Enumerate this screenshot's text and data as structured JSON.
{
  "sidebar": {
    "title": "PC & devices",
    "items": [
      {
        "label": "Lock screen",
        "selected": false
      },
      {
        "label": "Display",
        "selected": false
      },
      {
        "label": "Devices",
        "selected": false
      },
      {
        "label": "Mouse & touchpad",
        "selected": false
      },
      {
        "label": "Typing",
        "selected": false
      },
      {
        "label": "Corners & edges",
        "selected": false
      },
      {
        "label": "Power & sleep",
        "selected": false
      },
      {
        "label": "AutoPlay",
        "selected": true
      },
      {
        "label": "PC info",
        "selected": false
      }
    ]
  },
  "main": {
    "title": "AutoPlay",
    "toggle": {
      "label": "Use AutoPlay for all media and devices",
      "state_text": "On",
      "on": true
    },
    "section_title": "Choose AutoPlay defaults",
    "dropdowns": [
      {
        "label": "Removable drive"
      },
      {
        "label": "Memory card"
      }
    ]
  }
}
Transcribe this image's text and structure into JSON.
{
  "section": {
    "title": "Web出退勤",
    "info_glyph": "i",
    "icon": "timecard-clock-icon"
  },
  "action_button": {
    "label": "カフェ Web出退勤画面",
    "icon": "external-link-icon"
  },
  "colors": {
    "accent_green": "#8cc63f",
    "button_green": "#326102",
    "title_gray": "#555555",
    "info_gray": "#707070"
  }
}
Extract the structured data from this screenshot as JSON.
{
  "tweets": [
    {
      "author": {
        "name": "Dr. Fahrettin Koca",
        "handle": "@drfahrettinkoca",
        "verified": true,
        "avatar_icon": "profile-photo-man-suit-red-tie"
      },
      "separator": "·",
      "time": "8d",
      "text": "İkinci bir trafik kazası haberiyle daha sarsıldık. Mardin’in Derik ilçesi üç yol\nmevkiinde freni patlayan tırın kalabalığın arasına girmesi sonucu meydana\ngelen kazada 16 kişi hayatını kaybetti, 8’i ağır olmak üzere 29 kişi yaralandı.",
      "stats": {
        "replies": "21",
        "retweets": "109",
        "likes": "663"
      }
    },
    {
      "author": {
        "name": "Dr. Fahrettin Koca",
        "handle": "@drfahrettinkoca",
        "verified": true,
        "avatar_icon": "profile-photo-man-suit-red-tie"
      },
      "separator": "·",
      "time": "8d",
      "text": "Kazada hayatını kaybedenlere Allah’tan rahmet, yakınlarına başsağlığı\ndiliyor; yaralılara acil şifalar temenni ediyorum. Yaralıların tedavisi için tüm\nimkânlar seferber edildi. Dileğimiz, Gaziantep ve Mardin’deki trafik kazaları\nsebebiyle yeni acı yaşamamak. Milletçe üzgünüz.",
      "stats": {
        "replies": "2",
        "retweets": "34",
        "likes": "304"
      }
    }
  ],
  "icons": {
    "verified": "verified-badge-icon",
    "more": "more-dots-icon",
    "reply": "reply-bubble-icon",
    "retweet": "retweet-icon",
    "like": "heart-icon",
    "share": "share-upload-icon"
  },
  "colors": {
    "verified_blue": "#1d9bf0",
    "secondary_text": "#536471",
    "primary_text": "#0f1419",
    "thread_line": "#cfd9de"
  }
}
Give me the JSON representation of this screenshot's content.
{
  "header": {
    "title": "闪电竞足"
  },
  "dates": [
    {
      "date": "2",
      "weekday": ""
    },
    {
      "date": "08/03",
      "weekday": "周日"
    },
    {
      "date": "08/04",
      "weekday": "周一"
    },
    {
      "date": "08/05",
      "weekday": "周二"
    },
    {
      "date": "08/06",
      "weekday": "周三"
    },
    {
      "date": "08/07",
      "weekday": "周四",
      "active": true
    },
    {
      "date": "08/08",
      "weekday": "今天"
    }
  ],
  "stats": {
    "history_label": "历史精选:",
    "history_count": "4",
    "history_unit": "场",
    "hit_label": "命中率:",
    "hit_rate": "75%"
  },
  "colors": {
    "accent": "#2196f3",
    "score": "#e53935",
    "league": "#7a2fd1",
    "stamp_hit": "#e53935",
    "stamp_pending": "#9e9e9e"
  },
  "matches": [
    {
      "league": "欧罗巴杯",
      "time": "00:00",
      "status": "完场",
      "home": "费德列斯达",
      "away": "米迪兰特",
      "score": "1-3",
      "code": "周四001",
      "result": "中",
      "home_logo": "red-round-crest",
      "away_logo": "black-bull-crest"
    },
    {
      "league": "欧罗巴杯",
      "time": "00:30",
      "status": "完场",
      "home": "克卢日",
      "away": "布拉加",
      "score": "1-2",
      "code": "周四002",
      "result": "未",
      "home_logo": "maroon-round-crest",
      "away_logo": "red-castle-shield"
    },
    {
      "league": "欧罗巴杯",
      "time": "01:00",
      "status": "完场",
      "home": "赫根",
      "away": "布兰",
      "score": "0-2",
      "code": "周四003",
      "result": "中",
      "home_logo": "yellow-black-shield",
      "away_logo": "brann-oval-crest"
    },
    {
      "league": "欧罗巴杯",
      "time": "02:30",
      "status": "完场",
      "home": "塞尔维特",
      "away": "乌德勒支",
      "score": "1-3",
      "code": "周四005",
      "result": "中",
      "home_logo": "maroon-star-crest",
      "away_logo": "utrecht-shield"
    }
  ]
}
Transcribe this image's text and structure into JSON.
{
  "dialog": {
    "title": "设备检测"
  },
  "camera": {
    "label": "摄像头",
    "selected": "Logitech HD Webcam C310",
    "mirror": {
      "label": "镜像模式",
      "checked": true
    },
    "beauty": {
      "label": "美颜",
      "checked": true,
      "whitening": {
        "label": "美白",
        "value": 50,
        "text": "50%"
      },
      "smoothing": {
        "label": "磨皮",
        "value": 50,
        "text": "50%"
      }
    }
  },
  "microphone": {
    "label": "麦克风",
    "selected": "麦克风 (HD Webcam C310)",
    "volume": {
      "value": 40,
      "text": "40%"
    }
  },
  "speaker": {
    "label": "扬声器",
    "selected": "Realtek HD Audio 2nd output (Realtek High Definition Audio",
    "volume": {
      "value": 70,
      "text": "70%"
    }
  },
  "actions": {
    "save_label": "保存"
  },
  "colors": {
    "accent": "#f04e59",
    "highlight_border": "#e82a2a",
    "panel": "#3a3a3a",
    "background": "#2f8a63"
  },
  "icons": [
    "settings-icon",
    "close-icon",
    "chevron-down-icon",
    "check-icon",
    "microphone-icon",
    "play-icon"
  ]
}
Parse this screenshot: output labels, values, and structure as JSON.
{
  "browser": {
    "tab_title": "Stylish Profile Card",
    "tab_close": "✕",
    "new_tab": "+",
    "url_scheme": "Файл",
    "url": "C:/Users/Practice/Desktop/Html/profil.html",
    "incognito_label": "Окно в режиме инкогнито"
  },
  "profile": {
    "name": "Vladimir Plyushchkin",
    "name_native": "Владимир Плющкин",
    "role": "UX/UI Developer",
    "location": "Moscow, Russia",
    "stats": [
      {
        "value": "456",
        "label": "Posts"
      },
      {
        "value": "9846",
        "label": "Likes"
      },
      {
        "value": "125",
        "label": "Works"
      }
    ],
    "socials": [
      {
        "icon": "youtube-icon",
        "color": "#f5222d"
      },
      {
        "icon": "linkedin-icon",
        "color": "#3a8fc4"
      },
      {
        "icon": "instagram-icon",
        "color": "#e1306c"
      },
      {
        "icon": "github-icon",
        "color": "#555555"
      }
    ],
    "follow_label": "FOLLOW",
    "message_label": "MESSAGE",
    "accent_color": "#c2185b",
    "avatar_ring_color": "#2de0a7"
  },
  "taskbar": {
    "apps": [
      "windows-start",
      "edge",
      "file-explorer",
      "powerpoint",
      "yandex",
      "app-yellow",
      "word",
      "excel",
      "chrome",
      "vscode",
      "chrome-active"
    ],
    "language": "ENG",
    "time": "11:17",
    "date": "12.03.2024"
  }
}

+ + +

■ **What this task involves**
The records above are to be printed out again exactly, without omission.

■ **Problem solution**
Enumerate this screenshot's text and data as structured JSON.
{
  "sidebar": {
    "title": "PC & devices",
    "items": [
      {
        "label": "Lock screen",
        "selected": false
      },
      {
        "label": "Display",
        "selected": false
      },
      {
        "label": "Devices",
        "selected": false
      },
      {
        "label": "Mouse & touchpad",
        "selected": false
      },
      {
        "label": "Typing",
        "selected": false
      },
      {
        "label": "Corners & edges",
        "selected": false
      },
      {
        "label": "Power & sleep",
        "selected": false
      },
      {
        "label": "AutoPlay",
        "selected": true
      },
      {
        "label": "PC info",
        "selected": false
      }
    ]
  },
  "main": {
    "title": "AutoPlay",
    "toggle": {
      "label": "Use AutoPlay for all media and devices",
      "state_text": "On",
      "on": true
    },
    "section_title": "Choose AutoPlay defaults",
    "dropdowns": [
      {
        "label": "Removable drive"
      },
      {
        "label": "Memory card"
      }
    ]
  }
}
Transcribe this image's text and structure into JSON.
{
  "section": {
    "title": "Web出退勤",
    "info_glyph": "i",
    "icon": "timecard-clock-icon"
  },
  "action_button": {
    "label": "カフェ Web出退勤画面",
    "icon": "external-link-icon"
  },
  "colors": {
    "accent_green": "#8cc63f",
    "button_green": "#326102",
    "title_gray": "#555555",
    "info_gray": "#707070"
  }
}
Extract the structured data from this screenshot as JSON.
{
  "tweets": [
    {
      "author": {
        "name": "Dr. Fahrettin Koca",
        "handle": "@drfahrettinkoca",
        "verified": true,
        "avatar_icon": "profile-photo-man-suit-red-tie"
      },
      "separator": "·",
      "time": "8d",
      "text": "İkinci bir trafik kazası haberiyle daha sarsıldık. Mardin’in Derik ilçesi üç yol\nmevkiinde freni patlayan tırın kalabalığın arasına girmesi sonucu meydana\ngelen kazada 16 kişi hayatını kaybetti, 8’i ağır olmak üzere 29 kişi yaralandı.",
      "stats": {
        "replies": "21",
        "retweets": "109",
        "likes": "663"
      }
    },
    {
      "author": {
        "name": "Dr. Fahrettin Koca",
        "handle": "@drfahrettinkoca",
        "verified": true,
        "avatar_icon": "profile-photo-man-suit-red-tie"
      },
      "separator": "·",
      "time": "8d",
      "text": "Kazada hayatını kaybedenlere Allah’tan rahmet, yakınlarına başsağlığı\ndiliyor; yaralılara acil şifalar temenni ediyorum. Yaralıların tedavisi için tüm\nimkânlar seferber edildi. Dileğimiz, Gaziantep ve Mardin’deki trafik kazaları\nsebebiyle yeni acı yaşamamak. Milletçe üzgünüz.",
      "stats": {
        "replies": "2",
        "retweets": "34",
        "likes": "304"
      }
    }
  ],
  "icons": {
    "verified": "verified-badge-icon",
    "more": "more-dots-icon",
    "reply": "reply-bubble-icon",
    "retweet": "retweet-icon",
    "like": "heart-icon",
    "share": "share-upload-icon"
  },
  "colors": {
    "verified_blue": "#1d9bf0",
    "secondary_text": "#536471",
    "primary_text": "#0f1419",
    "thread_line": "#cfd9de"
  }
}
Give me the JSON representation of this screenshot's content.
{
  "header": {
    "title": "闪电竞足"
  },
  "dates": [
    {
      "date": "2",
      "weekday": ""
    },
    {
      "date": "08/03",
      "weekday": "周日"
    },
    {
      "date": "08/04",
      "weekday": "周一"
    },
    {
      "date": "08/05",
      "weekday": "周二"
    },
    {
      "date": "08/06",
      "weekday": "周三"
    },
    {
      "date": "08/07",
      "weekday": "周四",
      "active": true
    },
    {
      "date": "08/08",
      "weekday": "今天"
    }
  ],
  "stats": {
    "history_label": "历史精选:",
    "history_count": "4",
    "history_unit": "场",
    "hit_label": "命中率:",
    "hit_rate": "75%"
  },
  "colors": {
    "accent": "#2196f3",
    "score": "#e53935",
    "league": "#7a2fd1",
    "stamp_hit": "#e53935",
    "stamp_pending": "#9e9e9e"
  },
  "matches": [
    {
      "league": "欧罗巴杯",
      "time": "00:00",
      "status": "完场",
      "home": "费德列斯达",
      "away": "米迪兰特",
      "score": "1-3",
      "code": "周四001",
      "result": "中",
      "home_logo": "red-round-crest",
      "away_logo": "black-bull-crest"
    },
    {
      "league": "欧罗巴杯",
      "time": "00:30",
      "status": "完场",
      "home": "克卢日",
      "away": "布拉加",
      "score": "1-2",
      "code": "周四002",
      "result": "未",
      "home_logo": "maroon-round-crest",
      "away_logo": "red-castle-shield"
    },
    {
      "league": "欧罗巴杯",
      "time": "01:00",
      "status": "完场",
      "home": "赫根",
      "away": "布兰",
      "score": "0-2",
      "code": "周四003",
      "result": "中",
      "home_logo": "yellow-black-shield",
      "away_logo": "brann-oval-crest"
    },
    {
      "league": "欧罗巴杯",
      "time": "02:30",
      "status": "完场",
      "home": "塞尔维特",
      "away": "乌德勒支",
      "score": "1-3",
      "code": "周四005",
      "result": "中",
      "home_logo": "maroon-star-crest",
      "away_logo": "utrecht-shield"
    }
  ]
}
Transcribe this image's text and structure into JSON.
{
  "dialog": {
    "title": "设备检测"
  },
  "camera": {
    "label": "摄像头",
    "selected": "Logitech HD Webcam C310",
    "mirror": {
      "label": "镜像模式",
      "checked": true
    },
    "beauty": {
      "label": "美颜",
      "checked": true,
      "whitening": {
        "label": "美白",
        "value": 50,
        "text": "50%"
      },
      "smoothing": {
        "label": "磨皮",
        "value": 50,
        "text": "50%"
      }
    }
  },
  "microphone": {
    "label": "麦克风",
    "selected": "麦克风 (HD Webcam C310)",
    "volume": {
      "value": 40,
      "text": "40%"
    }
  },
  "speaker": {
    "label": "扬声器",
    "selected": "Realtek HD Audio 2nd output (Realtek High Definition Audio",
    "volume": {
      "value": 70,
      "text": "70%"
    }
  },
  "actions": {
    "save_label": "保存"
  },
  "colors": {
    "accent": "#f04e59",
    "highlight_border": "#e82a2a",
    "panel": "#3a3a3a",
    "background": "#2f8a63"
  },
  "icons": [
    "settings-icon",
    "close-icon",
    "chevron-down-icon",
    "check-icon",
    "microphone-icon",
    "play-icon"
  ]
}
Parse this screenshot: output labels, values, and structure as JSON.
{
  "browser": {
    "tab_title": "Stylish Profile Card",
    "tab_close": "✕",
    "new_tab": "+",
    "url_scheme": "Файл",
    "url": "C:/Users/Practice/Desktop/Html/profil.html",
    "incognito_label": "Окно в режиме инкогнито"
  },
  "profile": {
    "name": "Vladimir Plyushchkin",
    "name_native": "Владимир Плющкин",
    "role": "UX/UI Developer",
    "location": "Moscow, Russia",
    "stats": [
      {
        "value": "456",
        "label": "Posts"
      },
      {
        "value": "9846",
        "label": "Likes"
      },
      {
        "value": "125",
        "label": "Works"
      }
    ],
    "socials": [
      {
        "icon": "youtube-icon",
        "color": "#f5222d"
      },
      {
        "icon": "linkedin-icon",
        "color": "#3a8fc4"
      },
      {
        "icon": "instagram-icon",
        "color": "#e1306c"
      },
      {
        "icon": "github-icon",
        "color": "#555555"
      }
    ],
    "follow_label": "FOLLOW",
    "message_label": "MESSAGE",
    "accent_color": "#c2185b",
    "avatar_ring_color": "#2de0a7"
  },
  "taskbar": {
    "apps": [
      "windows-start",
      "edge",
      "file-explorer",
      "powerpoint",
      "yandex",
      "app-yellow",
      "word",
      "excel",
      "chrome",
      "vscode",
      "chrome-active"
    ],
    "language": "ENG",
    "time": "11:17",
    "date": "12.03.2024"
  }
}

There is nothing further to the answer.